Police Constable Phil Broughton, of Nottinghamshire Police's Roads Policing Team, said: “The fact the most offenders are consistently caught on January 1 suggests drivers are getting behind the wheel while they’re still over the limit from seeing in the New Year the night before.

“We want people to enjoy their night out and have a great time but we want them to plan ahead.

"Either be the designated driver and stay on soft drinks or arrange a lift from a friend, book a taxi or use public transport.

"If you know or suspect that someone is driving while under the influence of alcohol or drugs, try to discourage them but if they won’t listen to you ring us and report them.

"Call us on 101 or 999 if there's an immediate threat to life or property. You can also call Crimestoppers anonymously on 0800 555 111."

PC Broughton added: “Just one drink or drug driver on Nottinghamshire’s roads is one too many. Our message is simple - drink and drug drivers will not be tolerated on Nottinghamshire's roads.

"Driving while under the influence of drink or drugs is always a significant danger, but at this time of year the risks are even more prevalent with darker nights, bad weather and sadly, more people taking the risk by drinking or using drugs and then getting behind the wheel.

“The decision to drive when you’re over the limit takes just a split second, but the consequences could last a lifetime.

"The most costly of consequences are for those who find themselves mixed up in drink or drug drive incidents where a loved one is lost.
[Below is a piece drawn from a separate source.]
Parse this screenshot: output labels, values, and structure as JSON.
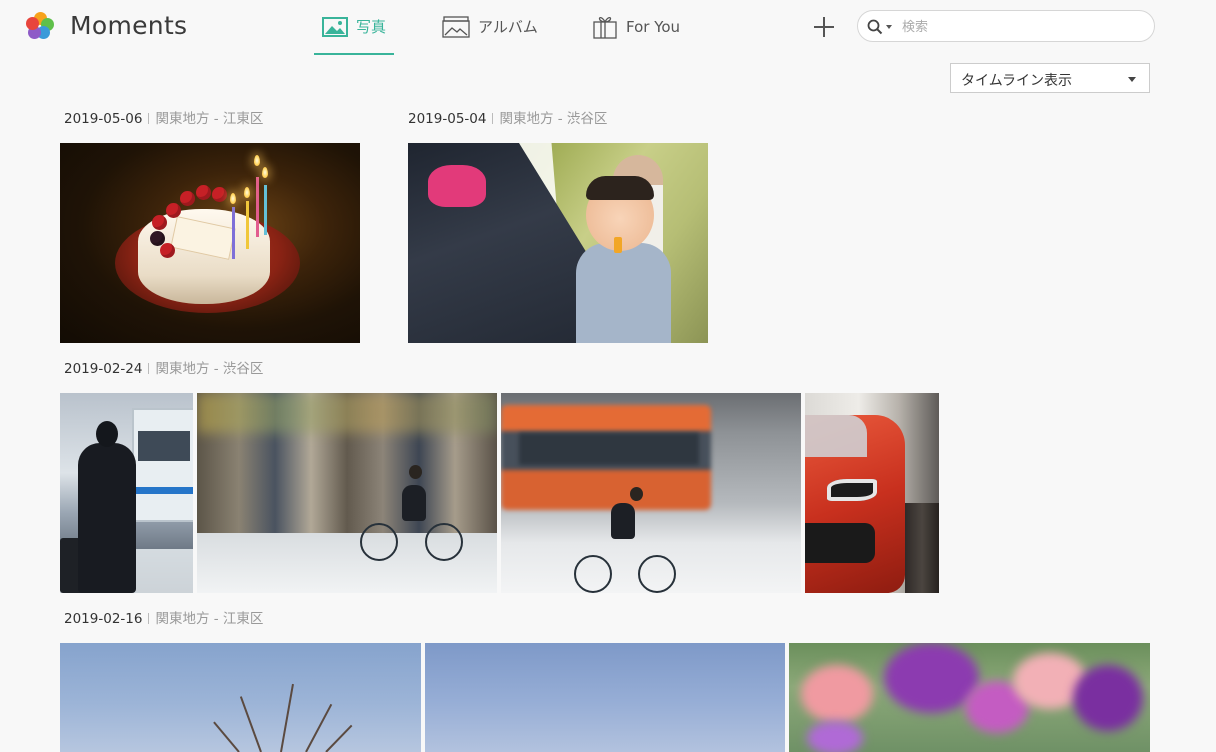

"The results of drink or drug driving also have massive life-changing consequences for those who commit the crime, not only in terms of a possible prison sentence, but also the loss of their job, relationship and freedom to drive."